• Data to examine:

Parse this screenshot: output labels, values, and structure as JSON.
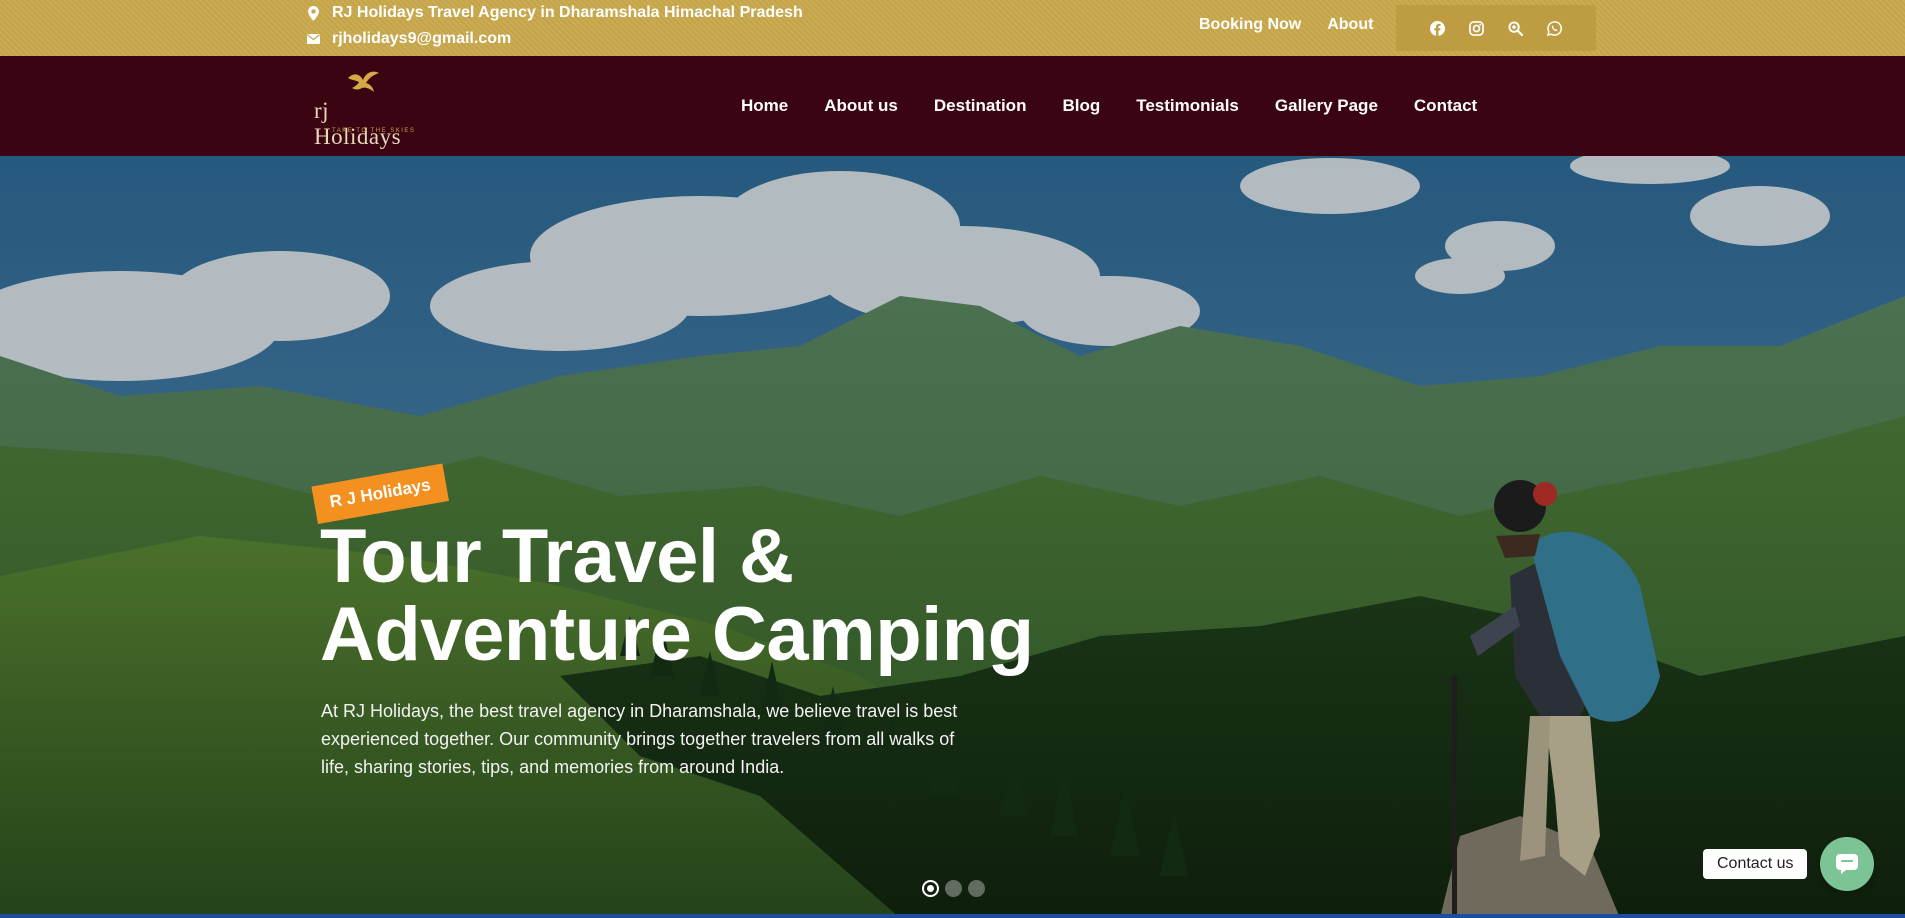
{
  "topbar": {
    "address": "RJ Holidays Travel Agency in Dharamshala Himachal Pradesh",
    "email": "rjholidays9@gmail.com",
    "links": [
      "Booking Now",
      "About"
    ],
    "social_icons": [
      "facebook-icon",
      "instagram-icon",
      "search-zoom-icon",
      "whatsapp-icon"
    ],
    "background_color": "#c9a94c"
  },
  "navbar": {
    "logo_text": "rj Holidays",
    "logo_tagline": "Take to the skies",
    "menu": [
      "Home",
      "About us",
      "Destination",
      "Blog",
      "Testimonials",
      "Gallery Page",
      "Contact"
    ],
    "background_color": "#3a0412"
  },
  "hero": {
    "badge": "R J Holidays",
    "title_line1": "Tour Travel &",
    "title_line2": "Adventure Camping",
    "description": "At RJ Holidays, the best travel agency in Dharamshala, we believe travel is best experienced together. Our community brings together travelers from all walks of life, sharing stories, tips, and memories from around India.",
    "slides_total": 3,
    "slide_active": 1,
    "badge_color": "#f39020"
  },
  "chat": {
    "label": "Contact us",
    "button_color": "#7cc496"
  }
}
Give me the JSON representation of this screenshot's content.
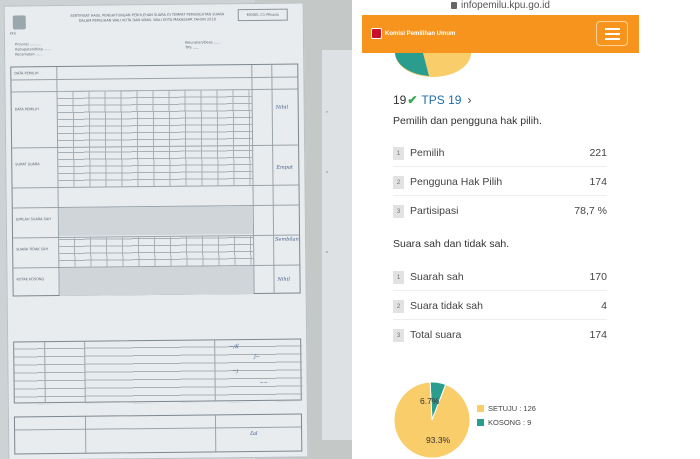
{
  "browser": {
    "url": "infopemilu.kpu.go.id"
  },
  "header": {
    "brand": "Komisi Pemilihan Umum"
  },
  "tps": {
    "number_prefix": "19",
    "link_text": "TPS 19"
  },
  "section_voters": {
    "title": "Pemilih dan pengguna hak pilih.",
    "rows": [
      {
        "num": "1",
        "label": "Pemilih",
        "value": "221"
      },
      {
        "num": "2",
        "label": "Pengguna Hak Pilih",
        "value": "174"
      },
      {
        "num": "3",
        "label": "Partisipasi",
        "value": "78,7 %"
      }
    ]
  },
  "section_votes": {
    "title": "Suara sah dan tidak sah.",
    "rows": [
      {
        "num": "1",
        "label": "Suarah sah",
        "value": "170"
      },
      {
        "num": "2",
        "label": "Suara tidak sah",
        "value": "4"
      },
      {
        "num": "3",
        "label": "Total suara",
        "value": "174"
      }
    ]
  },
  "result_chart": {
    "legend": [
      {
        "label": "SETUJU : 126",
        "color": "#f8cd6a"
      },
      {
        "label": "KOSONG : 9",
        "color": "#2a9d8f"
      }
    ],
    "labels": [
      "6.7%",
      "93.3%"
    ]
  },
  "chart_data": {
    "type": "pie",
    "slices": [
      {
        "name": "SETUJU",
        "value": 126,
        "percent": 93.3,
        "color": "#f8cd6a"
      },
      {
        "name": "KOSONG",
        "value": 9,
        "percent": 6.7,
        "color": "#2a9d8f"
      }
    ]
  },
  "photo": {
    "form_no": "MODEL C1-Pilkada",
    "title_lines": [
      "SERTIFIKAT HASIL PENGHITUNGAN PEROLEHAN SUARA DI TEMPAT PEMUNGUTAN SUARA",
      "DALAM PEMILIHAN WALI KOTA DAN WAKIL WALI KOTA MAKASSAR TAHUN 2018"
    ],
    "labels": [
      "DATA PEMILIH",
      "SURAT SUARA",
      "JUMLAH SUARA SAH",
      "SUARA TIDAK SAH",
      "KOTAK KOSONG"
    ],
    "handwritten": [
      "Nihil",
      "Empat",
      "Sembilan",
      "Nihil"
    ]
  }
}
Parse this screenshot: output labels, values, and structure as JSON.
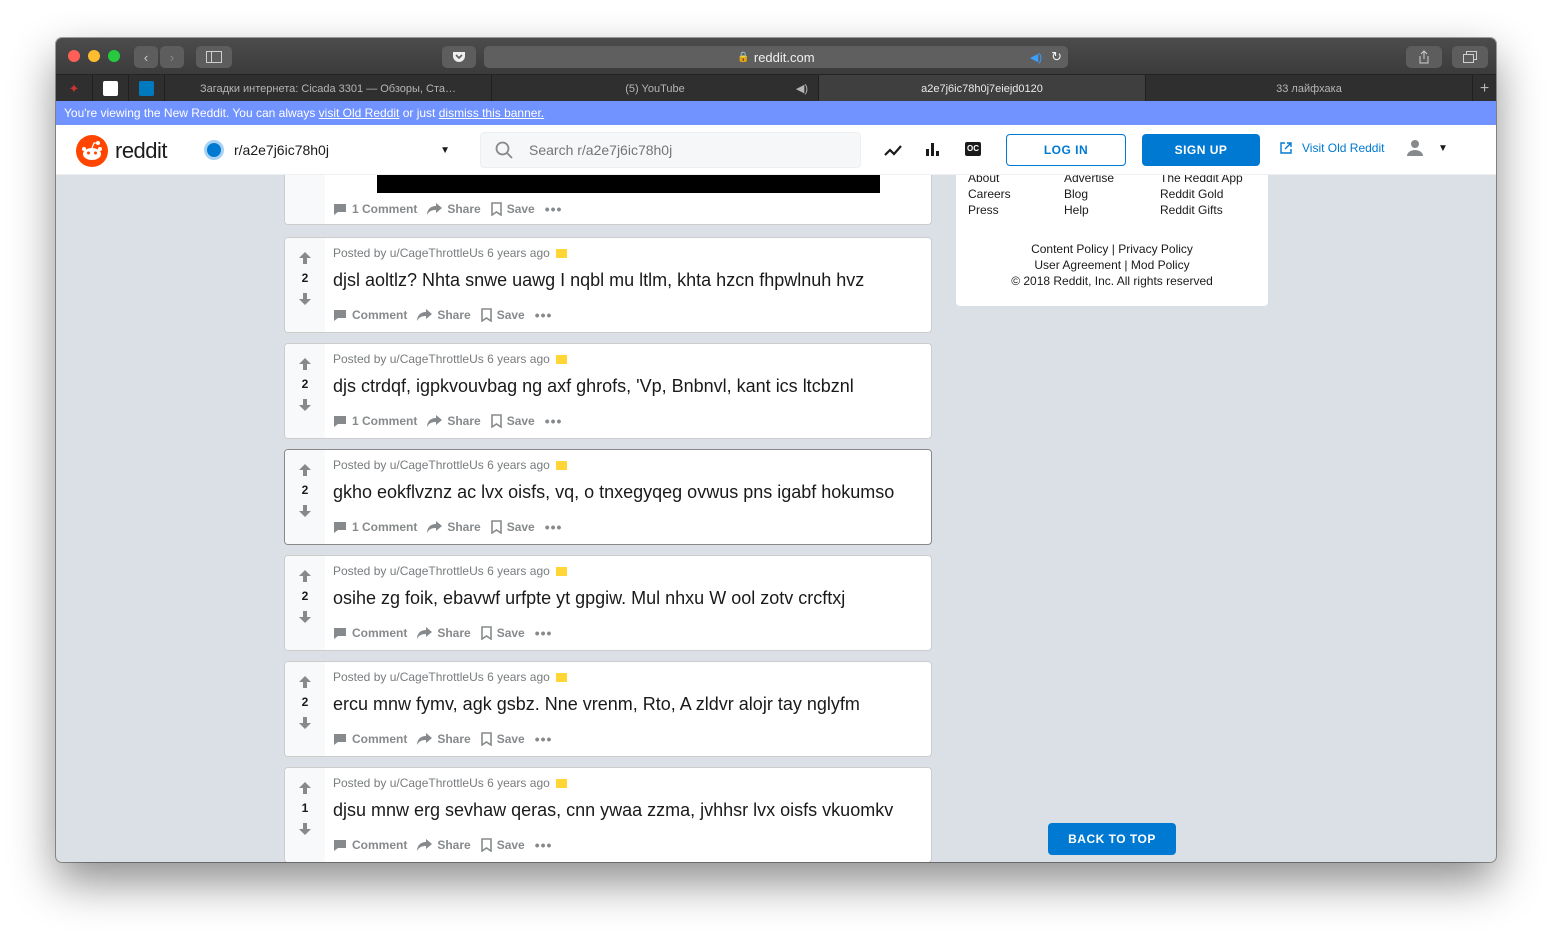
{
  "browser": {
    "url": "reddit.com",
    "tabs": [
      "Загадки интернета: Cicada 3301 — Обзоры, Ста…",
      "(5) YouTube",
      "a2e7j6ic78h0j7eiejd0120",
      "33 лайфхака"
    ]
  },
  "banner": {
    "text_before": "You're viewing the New Reddit. You can always ",
    "link_old": "visit Old Reddit",
    "text_middle": " or just ",
    "link_dismiss": "dismiss this banner."
  },
  "header": {
    "logo_text": "reddit",
    "community": "r/a2e7j6ic78h0j",
    "search_placeholder": "Search r/a2e7j6ic78h0j",
    "login_label": "LOG IN",
    "signup_label": "SIGN UP",
    "visit_old": "Visit Old Reddit"
  },
  "partial_post": {
    "comments": "1 Comment",
    "share": "Share",
    "save": "Save"
  },
  "posts": [
    {
      "meta": "Posted by u/CageThrottleUs 6 years ago",
      "score": "2",
      "title": "djsl aoltlz? Nhta snwe uawg I nqbl mu ltlm, khta hzcn fhpwlnuh hvz",
      "comments": "Comment",
      "share": "Share",
      "save": "Save"
    },
    {
      "meta": "Posted by u/CageThrottleUs 6 years ago",
      "score": "2",
      "title": "djs ctrdqf, igpkvouvbag ng axf ghrofs, 'Vp, Bnbnvl, kant ics ltcbznl",
      "comments": "1 Comment",
      "share": "Share",
      "save": "Save"
    },
    {
      "meta": "Posted by u/CageThrottleUs 6 years ago",
      "score": "2",
      "title": "gkho eokflvznz ac lvx oisfs, vq, o tnxegyqeg ovwus pns igabf hokumso",
      "comments": "1 Comment",
      "share": "Share",
      "save": "Save"
    },
    {
      "meta": "Posted by u/CageThrottleUs 6 years ago",
      "score": "2",
      "title": "osihe zg foik, ebavwf urfpte yt gpgiw. Mul nhxu W ool zotv crcftxj",
      "comments": "Comment",
      "share": "Share",
      "save": "Save"
    },
    {
      "meta": "Posted by u/CageThrottleUs 6 years ago",
      "score": "2",
      "title": "ercu mnw fymv, agk gsbz. Nne vrenm, Rto, A zldvr alojr tay nglyfm",
      "comments": "Comment",
      "share": "Share",
      "save": "Save"
    },
    {
      "meta": "Posted by u/CageThrottleUs 6 years ago",
      "score": "1",
      "title": "djsu mnw erg sevhaw qeras, cnn ywaa zzma, jvhhsr lvx oisfs vkuomkv",
      "comments": "Comment",
      "share": "Share",
      "save": "Save"
    }
  ],
  "sidebar": {
    "col1": [
      "About",
      "Careers",
      "Press"
    ],
    "col2": [
      "Advertise",
      "Blog",
      "Help"
    ],
    "col3": [
      "The Reddit App",
      "Reddit Gold",
      "Reddit Gifts"
    ],
    "content_policy": "Content Policy |",
    "privacy_policy": "Privacy Policy",
    "user_agreement": "User Agreement |",
    "mod_policy": "Mod Policy",
    "copyright": "© 2018 Reddit, Inc. All rights reserved"
  },
  "back_to_top": "BACK TO TOP",
  "colors": {
    "reddit_orange": "#ff4500",
    "blue": "#0079d3",
    "banner": "#7193ff",
    "gold": "#ffd635"
  }
}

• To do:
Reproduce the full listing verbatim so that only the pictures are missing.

• Task answer:
Parse this screenshot: output labels, values, and structure as JSON.
{
  "topbar": {
    "address": "RJ Holidays Travel Agency in Dharamshala Himachal Pradesh",
    "email": "rjholidays9@gmail.com",
    "links": [
      "Booking Now",
      "About"
    ],
    "social_icons": [
      "facebook-icon",
      "instagram-icon",
      "search-zoom-icon",
      "whatsapp-icon"
    ],
    "background_color": "#c9a94c"
  },
  "navbar": {
    "logo_text": "rj Holidays",
    "logo_tagline": "Take to the skies",
    "menu": [
      "Home",
      "About us",
      "Destination",
      "Blog",
      "Testimonials",
      "Gallery Page",
      "Contact"
    ],
    "background_color": "#3a0412"
  },
  "hero": {
    "badge": "R J Holidays",
    "title_line1": "Tour Travel &",
    "title_line2": "Adventure Camping",
    "description": "At RJ Holidays, the best travel agency in Dharamshala, we believe travel is best experienced together. Our community brings together travelers from all walks of life, sharing stories, tips, and memories from around India.",
    "slides_total": 3,
    "slide_active": 1,
    "badge_color": "#f39020"
  },
  "chat": {
    "label": "Contact us",
    "button_color": "#7cc496"
  }
}
Give me the JSON representation of this screenshot's content.
{
  "browser": {
    "url": "infopemilu.kpu.go.id"
  },
  "header": {
    "brand": "Komisi Pemilihan Umum"
  },
  "tps": {
    "number_prefix": "19",
    "link_text": "TPS 19"
  },
  "section_voters": {
    "title": "Pemilih dan pengguna hak pilih.",
    "rows": [
      {
        "num": "1",
        "label": "Pemilih",
        "value": "221"
      },
      {
        "num": "2",
        "label": "Pengguna Hak Pilih",
        "value": "174"
      },
      {
        "num": "3",
        "label": "Partisipasi",
        "value": "78,7 %"
      }
    ]
  },
  "section_votes": {
    "title": "Suara sah dan tidak sah.",
    "rows": [
      {
        "num": "1",
        "label": "Suarah sah",
        "value": "170"
      },
      {
        "num": "2",
        "label": "Suara tidak sah",
        "value": "4"
      },
      {
        "num": "3",
        "label": "Total suara",
        "value": "174"
      }
    ]
  },
  "result_chart": {
    "legend": [
      {
        "label": "SETUJU : 126",
        "color": "#f8cd6a"
      },
      {
        "label": "KOSONG : 9",
        "color": "#2a9d8f"
      }
    ],
    "labels": [
      "6.7%",
      "93.3%"
    ]
  },
  "chart_data": {
    "type": "pie",
    "slices": [
      {
        "name": "SETUJU",
        "value": 126,
        "percent": 93.3,
        "color": "#f8cd6a"
      },
      {
        "name": "KOSONG",
        "value": 9,
        "percent": 6.7,
        "color": "#2a9d8f"
      }
    ]
  },
  "photo": {
    "form_no": "MODEL C1-Pilkada",
    "title_lines": [
      "SERTIFIKAT HASIL PENGHITUNGAN PEROLEHAN SUARA DI TEMPAT PEMUNGUTAN SUARA",
      "DALAM PEMILIHAN WALI KOTA DAN WAKIL WALI KOTA MAKASSAR TAHUN 2018"
    ],
    "labels": [
      "DATA PEMILIH",
      "SURAT SUARA",
      "JUMLAH SUARA SAH",
      "SUARA TIDAK SAH",
      "KOTAK KOSONG"
    ],
    "handwritten": [
      "Nihil",
      "Empat",
      "Sembilan",
      "Nihil"
    ]
  }
}
Parse this screenshot: output labels, values, and structure as JSON.
{
  "browser": {
    "url": "reddit.com",
    "tabs": [
      "Загадки интернета: Cicada 3301 — Обзоры, Ста…",
      "(5) YouTube",
      "a2e7j6ic78h0j7eiejd0120",
      "33 лайфхака"
    ]
  },
  "banner": {
    "text_before": "You're viewing the New Reddit. You can always ",
    "link_old": "visit Old Reddit",
    "text_middle": " or just ",
    "link_dismiss": "dismiss this banner."
  },
  "header": {
    "logo_text": "reddit",
    "community": "r/a2e7j6ic78h0j",
    "search_placeholder": "Search r/a2e7j6ic78h0j",
    "login_label": "LOG IN",
    "signup_label": "SIGN UP",
    "visit_old": "Visit Old Reddit"
  },
  "partial_post": {
    "comments": "1 Comment",
    "share": "Share",
    "save": "Save"
  },
  "posts": [
    {
      "meta": "Posted by u/CageThrottleUs 6 years ago",
      "score": "2",
      "title": "djsl aoltlz? Nhta snwe uawg I nqbl mu ltlm, khta hzcn fhpwlnuh hvz",
      "comments": "Comment",
      "share": "Share",
      "save": "Save"
    },
    {
      "meta": "Posted by u/CageThrottleUs 6 years ago",
      "score": "2",
      "title": "djs ctrdqf, igpkvouvbag ng axf ghrofs, 'Vp, Bnbnvl, kant ics ltcbznl",
      "comments": "1 Comment",
      "share": "Share",
      "save": "Save"
    },
    {
      "meta": "Posted by u/CageThrottleUs 6 years ago",
      "score": "2",
      "title": "gkho eokflvznz ac lvx oisfs, vq, o tnxegyqeg ovwus pns igabf hokumso",
      "comments": "1 Comment",
      "share": "Share",
      "save": "Save"
    },
    {
      "meta": "Posted by u/CageThrottleUs 6 years ago",
      "score": "2",
      "title": "osihe zg foik, ebavwf urfpte yt gpgiw. Mul nhxu W ool zotv crcftxj",
      "comments": "Comment",
      "share": "Share",
      "save": "Save"
    },
    {
      "meta": "Posted by u/CageThrottleUs 6 years ago",
      "score": "2",
      "title": "ercu mnw fymv, agk gsbz. Nne vrenm, Rto, A zldvr alojr tay nglyfm",
      "comments": "Comment",
      "share": "Share",
      "save": "Save"
    },
    {
      "meta": "Posted by u/CageThrottleUs 6 years ago",
      "score": "1",
      "title": "djsu mnw erg sevhaw qeras, cnn ywaa zzma, jvhhsr lvx oisfs vkuomkv",
      "comments": "Comment",
      "share": "Share",
      "save": "Save"
    }
  ],
  "sidebar": {
    "col1": [
      "About",
      "Careers",
      "Press"
    ],
    "col2": [
      "Advertise",
      "Blog",
      "Help"
    ],
    "col3": [
      "The Reddit App",
      "Reddit Gold",
      "Reddit Gifts"
    ],
    "content_policy": "Content Policy |",
    "privacy_policy": "Privacy Policy",
    "user_agreement": "User Agreement |",
    "mod_policy": "Mod Policy",
    "copyright": "© 2018 Reddit, Inc. All rights reserved"
  },
  "back_to_top": "BACK TO TOP",
  "colors": {
    "reddit_orange": "#ff4500",
    "blue": "#0079d3",
    "banner": "#7193ff",
    "gold": "#ffd635"
  }
}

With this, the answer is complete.